**Task goal**
Give back every record exactly, images excluded.

Data about app and page elements:
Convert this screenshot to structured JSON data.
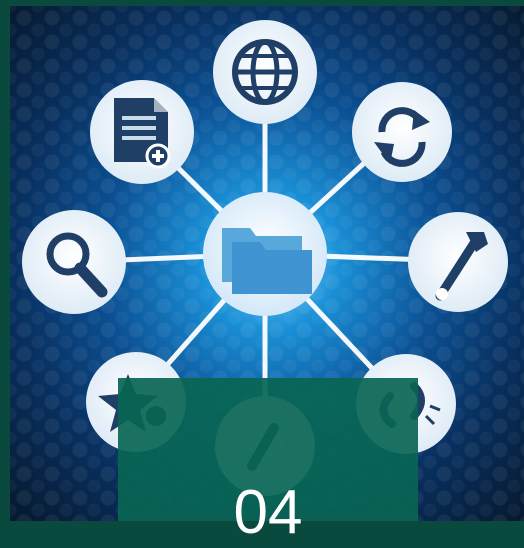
{
  "slide": {
    "number": "04"
  },
  "hub": {
    "center_icon": "folder-icon",
    "nodes": [
      {
        "icon": "globe-icon"
      },
      {
        "icon": "refresh-icon"
      },
      {
        "icon": "wrench-icon"
      },
      {
        "icon": "broken-link-icon"
      },
      {
        "icon": "link-icon"
      },
      {
        "icon": "star-add-icon"
      },
      {
        "icon": "search-icon"
      },
      {
        "icon": "document-add-icon"
      }
    ]
  },
  "colors": {
    "background_teal": "#0a4a3e",
    "overlay_teal": "#096554",
    "glow_blue": "#1a8fd6",
    "icon_blue": "#1f5f96"
  }
}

**Your solution**
Convert this screenshot to structured JSON data.
{
  "slide": {
    "number": "04"
  },
  "hub": {
    "center_icon": "folder-icon",
    "nodes": [
      {
        "icon": "globe-icon"
      },
      {
        "icon": "refresh-icon"
      },
      {
        "icon": "wrench-icon"
      },
      {
        "icon": "broken-link-icon"
      },
      {
        "icon": "link-icon"
      },
      {
        "icon": "star-add-icon"
      },
      {
        "icon": "search-icon"
      },
      {
        "icon": "document-add-icon"
      }
    ]
  },
  "colors": {
    "background_teal": "#0a4a3e",
    "overlay_teal": "#096554",
    "glow_blue": "#1a8fd6",
    "icon_blue": "#1f5f96"
  }
}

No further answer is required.